By Gary Stringer, Kim Escue and Chad Keller, Stringer Asset Management
There are a few important spread indicators in the fixed income market that equity investors can monitor for periods of time when they should be cautious. History suggests that U.S. Federal Reserve (Fed) policy mistakes leading to an inverted yield curve either aided in the creation of or directly precipitated almost every U.S. recession and the majority of related large equity market selloffs over the last 100 years. Another useful indicator to monitor is the spread on corporate bonds, which increases as confidence in credit ratings decreases and the cost of debt rises. While these statistics can provide important insight to the possible timing of an economic slowdown, we do not believe they are signaling an impending equity market selloff. Since the Fed began their recent tightening cycle, the yield curve has flattened to some degree, however, credit spreads remain below their long-term averages. This suggests to us that there are more economic gains left in the current cycle, though the potential risks are heightened at this point.
THE YIELD CURVE
The yield curve is perhaps the best predictive indicator to an economic slowdown. While the Fed influences the short-end of the curve, the long-end is reflective of investors’ expectations for economic conditions in the future. The Fed has begun slowing the economic expansion by increasing rates on the short-end, which lessens liquidity and the profitability of lending. All the while, long-term rates have not increased much since the expectation for future economic growth is not getting better. At this point, the yield curve has flattened and may even become inverted if the Fed makes a policy error by going too far, too fast in rate hiking and misjudging the amount of liquidity in the market. An inverted yield curve is therefore a leading indicator that we can monitor for an impending economic slow-down. While the economic impact of an inverted curve is usually felt several quarters after inversion, we usually start to experience volatility to the downside in equity markets sooner.
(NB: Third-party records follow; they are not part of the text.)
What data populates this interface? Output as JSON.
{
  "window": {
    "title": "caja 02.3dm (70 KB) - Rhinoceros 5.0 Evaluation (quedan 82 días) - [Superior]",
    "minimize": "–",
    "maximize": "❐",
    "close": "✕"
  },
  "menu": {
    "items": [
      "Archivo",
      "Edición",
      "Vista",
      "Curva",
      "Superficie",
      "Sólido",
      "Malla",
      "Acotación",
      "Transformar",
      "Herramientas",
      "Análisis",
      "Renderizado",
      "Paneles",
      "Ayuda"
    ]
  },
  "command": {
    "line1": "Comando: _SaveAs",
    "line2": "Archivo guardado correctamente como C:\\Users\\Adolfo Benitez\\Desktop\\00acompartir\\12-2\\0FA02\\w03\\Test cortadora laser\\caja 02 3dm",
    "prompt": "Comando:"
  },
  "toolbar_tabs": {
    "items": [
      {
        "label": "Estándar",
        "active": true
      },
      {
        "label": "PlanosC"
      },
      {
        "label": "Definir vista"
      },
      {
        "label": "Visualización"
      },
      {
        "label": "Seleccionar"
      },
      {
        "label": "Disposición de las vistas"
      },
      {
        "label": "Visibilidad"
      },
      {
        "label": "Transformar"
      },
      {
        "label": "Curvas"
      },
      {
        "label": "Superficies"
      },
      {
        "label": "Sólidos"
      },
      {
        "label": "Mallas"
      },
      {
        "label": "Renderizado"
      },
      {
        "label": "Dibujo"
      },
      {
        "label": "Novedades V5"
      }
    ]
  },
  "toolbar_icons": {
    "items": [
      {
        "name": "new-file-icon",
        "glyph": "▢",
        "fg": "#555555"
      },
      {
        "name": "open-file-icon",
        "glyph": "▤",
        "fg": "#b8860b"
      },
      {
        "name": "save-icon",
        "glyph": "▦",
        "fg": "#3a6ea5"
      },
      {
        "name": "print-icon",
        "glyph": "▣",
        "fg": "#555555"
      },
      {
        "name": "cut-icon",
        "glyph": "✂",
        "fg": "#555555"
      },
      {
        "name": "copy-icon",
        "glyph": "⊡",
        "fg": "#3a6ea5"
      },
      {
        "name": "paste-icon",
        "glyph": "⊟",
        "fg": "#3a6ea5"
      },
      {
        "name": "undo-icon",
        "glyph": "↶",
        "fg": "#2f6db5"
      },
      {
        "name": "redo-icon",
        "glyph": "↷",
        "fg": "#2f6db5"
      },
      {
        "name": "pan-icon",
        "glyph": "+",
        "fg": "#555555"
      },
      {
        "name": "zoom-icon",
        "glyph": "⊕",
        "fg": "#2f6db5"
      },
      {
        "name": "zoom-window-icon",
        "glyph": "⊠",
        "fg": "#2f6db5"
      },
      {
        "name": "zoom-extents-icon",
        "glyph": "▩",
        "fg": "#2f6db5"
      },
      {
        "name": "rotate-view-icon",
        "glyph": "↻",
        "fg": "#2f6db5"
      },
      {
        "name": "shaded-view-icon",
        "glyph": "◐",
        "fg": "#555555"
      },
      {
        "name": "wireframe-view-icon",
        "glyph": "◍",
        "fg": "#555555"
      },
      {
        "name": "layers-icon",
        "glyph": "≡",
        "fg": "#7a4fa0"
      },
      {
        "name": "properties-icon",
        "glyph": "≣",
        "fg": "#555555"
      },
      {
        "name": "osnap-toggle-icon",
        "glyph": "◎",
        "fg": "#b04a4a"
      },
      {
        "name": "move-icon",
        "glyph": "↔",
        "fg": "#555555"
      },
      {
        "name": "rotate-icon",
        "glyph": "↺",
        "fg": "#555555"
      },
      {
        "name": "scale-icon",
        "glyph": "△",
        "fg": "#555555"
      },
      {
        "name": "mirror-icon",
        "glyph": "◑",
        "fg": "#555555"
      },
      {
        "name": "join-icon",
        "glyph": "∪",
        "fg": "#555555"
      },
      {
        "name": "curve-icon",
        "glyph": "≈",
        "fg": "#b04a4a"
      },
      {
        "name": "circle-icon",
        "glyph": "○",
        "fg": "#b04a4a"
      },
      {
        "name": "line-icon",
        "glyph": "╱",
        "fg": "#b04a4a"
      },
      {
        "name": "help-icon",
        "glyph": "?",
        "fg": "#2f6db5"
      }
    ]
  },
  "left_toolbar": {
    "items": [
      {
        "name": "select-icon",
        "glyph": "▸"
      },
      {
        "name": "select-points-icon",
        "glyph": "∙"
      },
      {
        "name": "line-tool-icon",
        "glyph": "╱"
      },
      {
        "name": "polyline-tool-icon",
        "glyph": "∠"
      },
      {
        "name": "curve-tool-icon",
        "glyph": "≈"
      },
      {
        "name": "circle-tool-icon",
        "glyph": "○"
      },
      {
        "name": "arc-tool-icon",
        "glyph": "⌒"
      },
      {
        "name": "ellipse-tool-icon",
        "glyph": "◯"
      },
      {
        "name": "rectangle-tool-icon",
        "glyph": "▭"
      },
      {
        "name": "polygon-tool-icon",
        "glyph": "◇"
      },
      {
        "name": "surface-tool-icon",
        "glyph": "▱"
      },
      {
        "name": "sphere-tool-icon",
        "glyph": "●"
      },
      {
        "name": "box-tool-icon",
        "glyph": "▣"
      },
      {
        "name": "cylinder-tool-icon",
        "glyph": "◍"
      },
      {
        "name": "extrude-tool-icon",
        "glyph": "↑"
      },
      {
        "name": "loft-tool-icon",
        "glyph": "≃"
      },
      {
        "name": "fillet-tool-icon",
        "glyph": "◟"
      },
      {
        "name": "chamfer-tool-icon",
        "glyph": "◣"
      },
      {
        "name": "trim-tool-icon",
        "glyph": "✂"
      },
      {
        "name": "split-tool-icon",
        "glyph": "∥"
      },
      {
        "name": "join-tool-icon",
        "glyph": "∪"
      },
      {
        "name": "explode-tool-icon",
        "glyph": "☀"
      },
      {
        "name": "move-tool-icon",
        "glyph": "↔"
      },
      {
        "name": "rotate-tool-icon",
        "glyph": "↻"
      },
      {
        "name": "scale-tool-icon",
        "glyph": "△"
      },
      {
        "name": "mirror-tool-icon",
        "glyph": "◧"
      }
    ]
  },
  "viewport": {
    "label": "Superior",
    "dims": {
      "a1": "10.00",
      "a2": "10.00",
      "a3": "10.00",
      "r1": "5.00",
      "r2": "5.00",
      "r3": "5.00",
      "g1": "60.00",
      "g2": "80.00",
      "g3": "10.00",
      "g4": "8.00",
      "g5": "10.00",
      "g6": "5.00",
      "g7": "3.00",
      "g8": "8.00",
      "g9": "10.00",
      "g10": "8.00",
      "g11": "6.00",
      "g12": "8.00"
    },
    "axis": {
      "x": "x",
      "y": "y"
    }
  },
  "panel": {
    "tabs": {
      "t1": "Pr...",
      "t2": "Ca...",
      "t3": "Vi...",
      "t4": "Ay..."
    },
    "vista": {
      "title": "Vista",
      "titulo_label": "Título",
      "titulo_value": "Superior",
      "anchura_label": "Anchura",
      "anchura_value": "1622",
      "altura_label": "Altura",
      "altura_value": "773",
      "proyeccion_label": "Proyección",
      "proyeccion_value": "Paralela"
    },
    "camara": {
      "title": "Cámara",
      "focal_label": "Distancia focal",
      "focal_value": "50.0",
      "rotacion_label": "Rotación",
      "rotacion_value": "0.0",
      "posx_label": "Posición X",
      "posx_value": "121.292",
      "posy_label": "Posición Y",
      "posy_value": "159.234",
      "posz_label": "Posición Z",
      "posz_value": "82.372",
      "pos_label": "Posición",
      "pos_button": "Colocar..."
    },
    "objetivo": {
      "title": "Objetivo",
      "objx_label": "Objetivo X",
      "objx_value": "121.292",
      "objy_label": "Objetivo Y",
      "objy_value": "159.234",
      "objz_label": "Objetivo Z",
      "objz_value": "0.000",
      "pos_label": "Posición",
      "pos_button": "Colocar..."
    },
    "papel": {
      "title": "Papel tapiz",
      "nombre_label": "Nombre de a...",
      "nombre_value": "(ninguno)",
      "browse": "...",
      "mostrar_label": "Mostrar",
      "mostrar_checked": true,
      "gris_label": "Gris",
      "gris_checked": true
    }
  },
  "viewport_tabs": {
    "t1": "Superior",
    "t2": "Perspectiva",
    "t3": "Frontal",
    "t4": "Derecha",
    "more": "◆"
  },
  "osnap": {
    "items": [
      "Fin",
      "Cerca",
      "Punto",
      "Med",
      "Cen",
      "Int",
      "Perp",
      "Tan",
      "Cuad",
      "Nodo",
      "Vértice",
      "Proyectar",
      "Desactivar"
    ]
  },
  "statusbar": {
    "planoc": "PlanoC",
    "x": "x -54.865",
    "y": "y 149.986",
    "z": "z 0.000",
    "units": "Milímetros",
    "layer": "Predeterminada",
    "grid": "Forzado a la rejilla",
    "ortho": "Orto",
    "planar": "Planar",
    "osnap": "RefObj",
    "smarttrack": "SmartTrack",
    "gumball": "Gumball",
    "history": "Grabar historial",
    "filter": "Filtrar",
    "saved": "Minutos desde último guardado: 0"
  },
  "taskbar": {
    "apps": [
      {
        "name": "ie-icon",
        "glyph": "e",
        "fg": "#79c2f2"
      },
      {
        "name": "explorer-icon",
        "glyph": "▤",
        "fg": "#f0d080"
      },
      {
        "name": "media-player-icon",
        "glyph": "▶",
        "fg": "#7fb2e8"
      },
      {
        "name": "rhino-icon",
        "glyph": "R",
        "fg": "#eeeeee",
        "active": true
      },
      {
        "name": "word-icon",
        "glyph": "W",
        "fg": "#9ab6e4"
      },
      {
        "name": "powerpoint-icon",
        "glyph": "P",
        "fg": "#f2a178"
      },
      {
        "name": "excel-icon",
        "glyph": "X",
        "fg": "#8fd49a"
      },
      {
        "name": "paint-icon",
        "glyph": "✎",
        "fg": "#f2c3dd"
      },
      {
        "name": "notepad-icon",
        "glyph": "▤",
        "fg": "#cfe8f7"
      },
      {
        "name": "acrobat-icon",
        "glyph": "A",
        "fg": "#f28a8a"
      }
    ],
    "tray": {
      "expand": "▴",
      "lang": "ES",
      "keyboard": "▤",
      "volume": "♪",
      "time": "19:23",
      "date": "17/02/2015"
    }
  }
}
Term spread is a useful way to monitor the Treasury yield curve as it reflects the differences between short-term and long-term rates. While the curve has flattened since the Fed began its tightening cycle, it has not inverted at this point.
As a compliment to the yield curve, which reflects the difference in yield attributable to duration, credit spreads measure the difference in yield attributable to credit risk. These spreads are helpful in gauging investors’ expectations for future profitability. For instance, if investors believe the economy will continue growing and companies will be more profitable than they are today, they may not require a company pay them a high interest rate to borrow their money. Conversely, if investors are not as confident about the future economic environment and/or corporate profitability, companies will have to compensate them more for borrowing money. At this point, credit spreads remain below their historical averages, however, high yield spreads are showing a slight uptick. If rates move higher or we start to start to see a slowing trend in GDP, high yield and investment grade credit spreads will likely increase. If those spreads rise, it would signal that the market is losing confidence in their current ratings due to compromised ratios as the cost of debt increases with interest rates or that profitability is expected to slow.